Fiennes is also helped by a phenomenal supporting cast. Gerard Butler gets back on track after a few subpar performances in some really subpar movies. Here he’s really good and I was immedietaly reminded that he can be a solid actor. Vanessa Redgrave was simply fabulous as Coriolanus’ mother. She shares several brilliant scenes with Fiennes that you just can’t take your eyes off of. I also loved Jessica Chastain who gives another understated and measured performance as Coriolanus’ wife. I couldn’t help but find similarities between this and her role in “Take Shelter” even though they are two very different films. Even Brian Cox, an actor that I haven’t always appreciated, is really good here.

One of the first things that you’ll notice when watching “Coriolanus” is that it uses the classic Shakespeare lines and language. At first I wasn’t 100% sure if I liked it or not. It was a little jarring at first seeing it used in such a modern setting. But before long I was perfectly sold on it and I was amazed at how fluid and seamless Fiennes made it feel. Now I admit, there were a few moments where I simply didn’t follow what was being said and a few that just didn’t fit with the current day setting. But these moments were rare and overall it was pretty remarkable what the movie was able to accomplish.

I also have to mention that “Coriolanus” is a really good looking picture. Fiennes doesn’t try to do too much with the camera but he clearly has a good eye for framing shots. The film also has a unique look to it and a lot of that has to do with the decision to shoot in Serbia. The locations have a gloomy almost war-torn look to them and not I’m not just talking about the action sequences. Speaking of that, the movie does feature some pretty gritty action that are made even more believable in large part due to the setting that resembles what Serbia may have been like just a few years earlier. Fiennes doesn’t exclude the blood but he doesn’t load these scenes down with them either. Instead he focuses on Coriolanus and his combat intensity as he leads his men through the streets. It works really well. He also tells a lot of the story through some clever usage of the Roman media, particularly a news channel called Fidelis TV. There’s some interesting commentary on the power and influence of the media and we see it through a host of really effective news clips and talk shows.

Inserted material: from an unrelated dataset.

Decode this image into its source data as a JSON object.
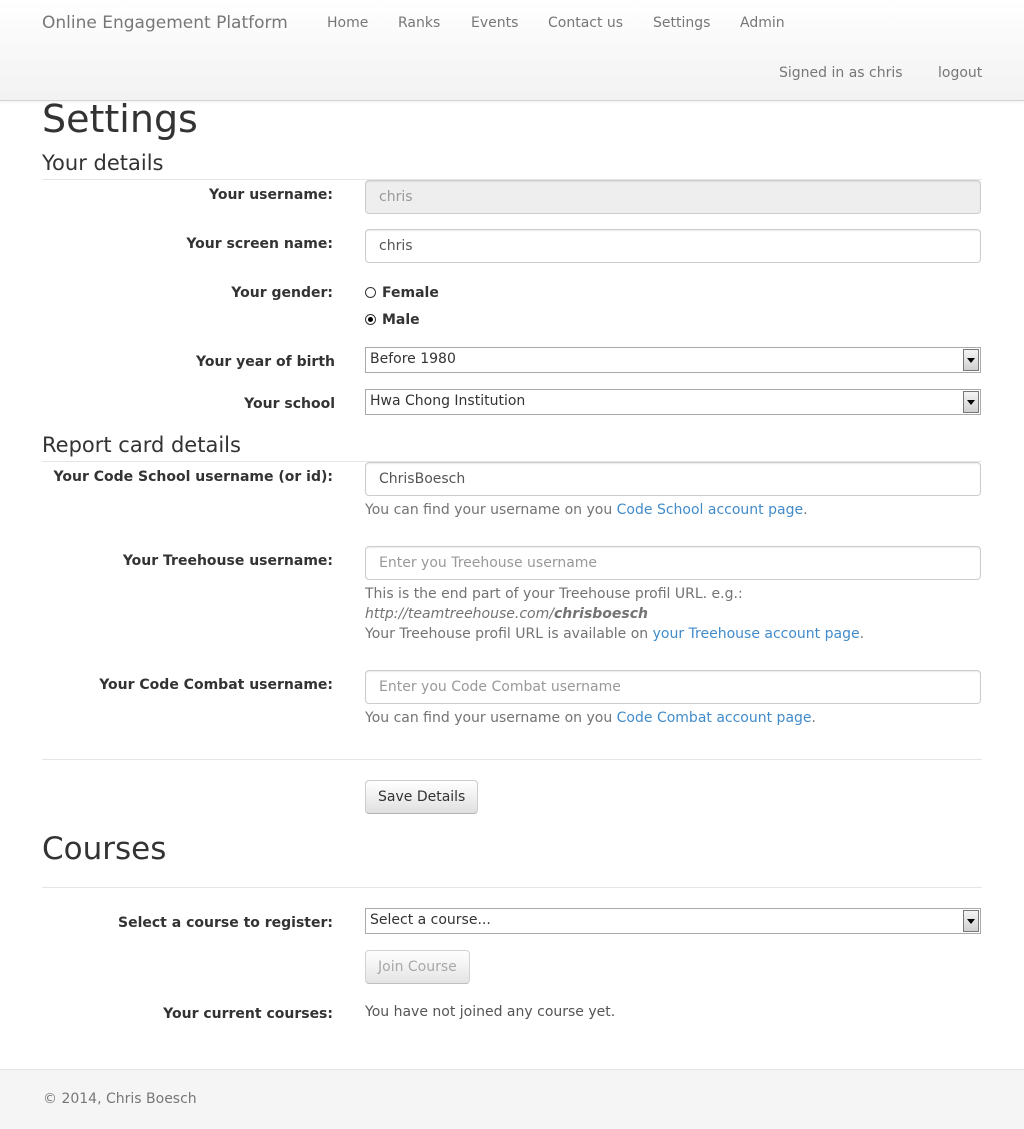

I was excited about “Coriolanus” but I was caught a little off guard. The Shakespearian dialogue took some adjusting to at first but as I mentioned, soon I was completely wrapped up in it. This was an extremely ambitious project for Ralph Fiennes especially for his first attempt at directing. But this is an impressive and auspicious debut from this already seasoned actor. On that note, his performance is simply fantastic and he brilliantly portrays one of the most intriguing characters I’ve seen on screen in a while. But he’s not alone. The film is also helped by a tremendous supporting cast. I really enjoyed “Coriolanus”. It’s not just a unique and daring movie. It’s also one of the best movies of the year so far.